## Requirement
Each record below is to be output with no change at all.

Data records for software interfaces
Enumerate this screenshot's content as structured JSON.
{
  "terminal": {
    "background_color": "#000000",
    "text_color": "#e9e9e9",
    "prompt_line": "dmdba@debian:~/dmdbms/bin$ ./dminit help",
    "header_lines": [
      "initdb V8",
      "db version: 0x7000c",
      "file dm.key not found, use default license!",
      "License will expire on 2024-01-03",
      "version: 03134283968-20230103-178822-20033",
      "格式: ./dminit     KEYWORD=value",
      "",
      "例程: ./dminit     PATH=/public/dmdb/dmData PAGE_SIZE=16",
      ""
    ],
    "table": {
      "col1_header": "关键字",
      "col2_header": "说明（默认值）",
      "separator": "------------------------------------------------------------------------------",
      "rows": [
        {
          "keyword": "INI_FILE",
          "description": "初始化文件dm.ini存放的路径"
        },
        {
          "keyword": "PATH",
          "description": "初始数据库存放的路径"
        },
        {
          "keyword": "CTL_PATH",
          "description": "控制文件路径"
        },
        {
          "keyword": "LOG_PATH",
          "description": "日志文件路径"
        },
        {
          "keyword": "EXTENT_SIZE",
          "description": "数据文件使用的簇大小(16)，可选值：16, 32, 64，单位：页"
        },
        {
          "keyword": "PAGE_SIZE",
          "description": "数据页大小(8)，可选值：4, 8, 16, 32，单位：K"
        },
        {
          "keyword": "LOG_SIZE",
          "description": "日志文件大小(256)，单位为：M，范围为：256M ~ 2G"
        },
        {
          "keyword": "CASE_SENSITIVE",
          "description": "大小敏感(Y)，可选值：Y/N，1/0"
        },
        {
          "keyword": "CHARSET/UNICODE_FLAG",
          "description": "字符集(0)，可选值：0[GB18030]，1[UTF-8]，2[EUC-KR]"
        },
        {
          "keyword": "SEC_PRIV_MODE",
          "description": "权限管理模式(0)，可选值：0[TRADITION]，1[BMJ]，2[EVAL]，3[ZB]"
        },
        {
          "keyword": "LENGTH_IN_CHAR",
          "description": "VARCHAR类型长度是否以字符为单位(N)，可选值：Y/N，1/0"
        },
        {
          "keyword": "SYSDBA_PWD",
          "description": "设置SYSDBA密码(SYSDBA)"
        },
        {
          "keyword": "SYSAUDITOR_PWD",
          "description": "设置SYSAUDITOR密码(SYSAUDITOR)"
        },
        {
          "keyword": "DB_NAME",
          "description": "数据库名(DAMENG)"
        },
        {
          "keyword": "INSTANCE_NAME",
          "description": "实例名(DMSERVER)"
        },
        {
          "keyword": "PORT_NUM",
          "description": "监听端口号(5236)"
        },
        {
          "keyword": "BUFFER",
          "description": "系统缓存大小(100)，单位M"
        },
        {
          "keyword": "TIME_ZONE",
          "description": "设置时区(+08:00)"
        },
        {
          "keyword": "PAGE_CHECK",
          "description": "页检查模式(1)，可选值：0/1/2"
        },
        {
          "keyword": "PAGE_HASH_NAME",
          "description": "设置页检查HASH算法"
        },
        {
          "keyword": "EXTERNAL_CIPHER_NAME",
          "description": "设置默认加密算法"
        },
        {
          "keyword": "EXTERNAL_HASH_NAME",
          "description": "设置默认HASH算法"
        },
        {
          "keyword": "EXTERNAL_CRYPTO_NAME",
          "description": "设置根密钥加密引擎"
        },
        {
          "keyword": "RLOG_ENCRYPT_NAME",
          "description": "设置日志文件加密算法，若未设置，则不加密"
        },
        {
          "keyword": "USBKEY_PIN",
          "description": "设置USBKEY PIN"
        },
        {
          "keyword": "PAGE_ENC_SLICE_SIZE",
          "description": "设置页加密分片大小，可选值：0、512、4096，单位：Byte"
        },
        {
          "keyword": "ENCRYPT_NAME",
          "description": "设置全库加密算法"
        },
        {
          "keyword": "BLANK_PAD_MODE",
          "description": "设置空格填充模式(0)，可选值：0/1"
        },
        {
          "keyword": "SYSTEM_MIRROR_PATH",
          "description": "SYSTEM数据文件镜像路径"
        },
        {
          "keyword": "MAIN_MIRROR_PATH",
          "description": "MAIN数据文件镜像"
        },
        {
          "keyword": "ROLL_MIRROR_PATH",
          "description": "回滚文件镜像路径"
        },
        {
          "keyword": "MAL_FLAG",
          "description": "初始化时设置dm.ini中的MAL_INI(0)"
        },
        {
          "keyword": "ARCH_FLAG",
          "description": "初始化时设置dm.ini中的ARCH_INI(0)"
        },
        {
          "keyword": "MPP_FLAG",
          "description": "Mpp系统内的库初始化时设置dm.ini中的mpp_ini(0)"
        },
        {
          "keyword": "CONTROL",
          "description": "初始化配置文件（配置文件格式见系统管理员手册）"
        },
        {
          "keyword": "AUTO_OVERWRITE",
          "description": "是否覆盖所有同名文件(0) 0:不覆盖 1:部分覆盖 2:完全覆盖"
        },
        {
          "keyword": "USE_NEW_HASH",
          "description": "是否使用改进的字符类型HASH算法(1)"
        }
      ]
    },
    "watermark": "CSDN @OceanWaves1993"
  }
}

## Final answer
Enumerate this screenshot's content as structured JSON.
{
  "terminal": {
    "background_color": "#000000",
    "text_color": "#e9e9e9",
    "prompt_line": "dmdba@debian:~/dmdbms/bin$ ./dminit help",
    "header_lines": [
      "initdb V8",
      "db version: 0x7000c",
      "file dm.key not found, use default license!",
      "License will expire on 2024-01-03",
      "version: 03134283968-20230103-178822-20033",
      "格式: ./dminit     KEYWORD=value",
      "",
      "例程: ./dminit     PATH=/public/dmdb/dmData PAGE_SIZE=16",
      ""
    ],
    "table": {
      "col1_header": "关键字",
      "col2_header": "说明（默认值）",
      "separator": "------------------------------------------------------------------------------",
      "rows": [
        {
          "keyword": "INI_FILE",
          "description": "初始化文件dm.ini存放的路径"
        },
        {
          "keyword": "PATH",
          "description": "初始数据库存放的路径"
        },
        {
          "keyword": "CTL_PATH",
          "description": "控制文件路径"
        },
        {
          "keyword": "LOG_PATH",
          "description": "日志文件路径"
        },
        {
          "keyword": "EXTENT_SIZE",
          "description": "数据文件使用的簇大小(16)，可选值：16, 32, 64，单位：页"
        },
        {
          "keyword": "PAGE_SIZE",
          "description": "数据页大小(8)，可选值：4, 8, 16, 32，单位：K"
        },
        {
          "keyword": "LOG_SIZE",
          "description": "日志文件大小(256)，单位为：M，范围为：256M ~ 2G"
        },
        {
          "keyword": "CASE_SENSITIVE",
          "description": "大小敏感(Y)，可选值：Y/N，1/0"
        },
        {
          "keyword": "CHARSET/UNICODE_FLAG",
          "description": "字符集(0)，可选值：0[GB18030]，1[UTF-8]，2[EUC-KR]"
        },
        {
          "keyword": "SEC_PRIV_MODE",
          "description": "权限管理模式(0)，可选值：0[TRADITION]，1[BMJ]，2[EVAL]，3[ZB]"
        },
        {
          "keyword": "LENGTH_IN_CHAR",
          "description": "VARCHAR类型长度是否以字符为单位(N)，可选值：Y/N，1/0"
        },
        {
          "keyword": "SYSDBA_PWD",
          "description": "设置SYSDBA密码(SYSDBA)"
        },
        {
          "keyword": "SYSAUDITOR_PWD",
          "description": "设置SYSAUDITOR密码(SYSAUDITOR)"
        },
        {
          "keyword": "DB_NAME",
          "description": "数据库名(DAMENG)"
        },
        {
          "keyword": "INSTANCE_NAME",
          "description": "实例名(DMSERVER)"
        },
        {
          "keyword": "PORT_NUM",
          "description": "监听端口号(5236)"
        },
        {
          "keyword": "BUFFER",
          "description": "系统缓存大小(100)，单位M"
        },
        {
          "keyword": "TIME_ZONE",
          "description": "设置时区(+08:00)"
        },
        {
          "keyword": "PAGE_CHECK",
          "description": "页检查模式(1)，可选值：0/1/2"
        },
        {
          "keyword": "PAGE_HASH_NAME",
          "description": "设置页检查HASH算法"
        },
        {
          "keyword": "EXTERNAL_CIPHER_NAME",
          "description": "设置默认加密算法"
        },
        {
          "keyword": "EXTERNAL_HASH_NAME",
          "description": "设置默认HASH算法"
        },
        {
          "keyword": "EXTERNAL_CRYPTO_NAME",
          "description": "设置根密钥加密引擎"
        },
        {
          "keyword": "RLOG_ENCRYPT_NAME",
          "description": "设置日志文件加密算法，若未设置，则不加密"
        },
        {
          "keyword": "USBKEY_PIN",
          "description": "设置USBKEY PIN"
        },
        {
          "keyword": "PAGE_ENC_SLICE_SIZE",
          "description": "设置页加密分片大小，可选值：0、512、4096，单位：Byte"
        },
        {
          "keyword": "ENCRYPT_NAME",
          "description": "设置全库加密算法"
        },
        {
          "keyword": "BLANK_PAD_MODE",
          "description": "设置空格填充模式(0)，可选值：0/1"
        },
        {
          "keyword": "SYSTEM_MIRROR_PATH",
          "description": "SYSTEM数据文件镜像路径"
        },
        {
          "keyword": "MAIN_MIRROR_PATH",
          "description": "MAIN数据文件镜像"
        },
        {
          "keyword": "ROLL_MIRROR_PATH",
          "description": "回滚文件镜像路径"
        },
        {
          "keyword": "MAL_FLAG",
          "description": "初始化时设置dm.ini中的MAL_INI(0)"
        },
        {
          "keyword": "ARCH_FLAG",
          "description": "初始化时设置dm.ini中的ARCH_INI(0)"
        },
        {
          "keyword": "MPP_FLAG",
          "description": "Mpp系统内的库初始化时设置dm.ini中的mpp_ini(0)"
        },
        {
          "keyword": "CONTROL",
          "description": "初始化配置文件（配置文件格式见系统管理员手册）"
        },
        {
          "keyword": "AUTO_OVERWRITE",
          "description": "是否覆盖所有同名文件(0) 0:不覆盖 1:部分覆盖 2:完全覆盖"
        },
        {
          "keyword": "USE_NEW_HASH",
          "description": "是否使用改进的字符类型HASH算法(1)"
        }
      ]
    },
    "watermark": "CSDN @OceanWaves1993"
  }
}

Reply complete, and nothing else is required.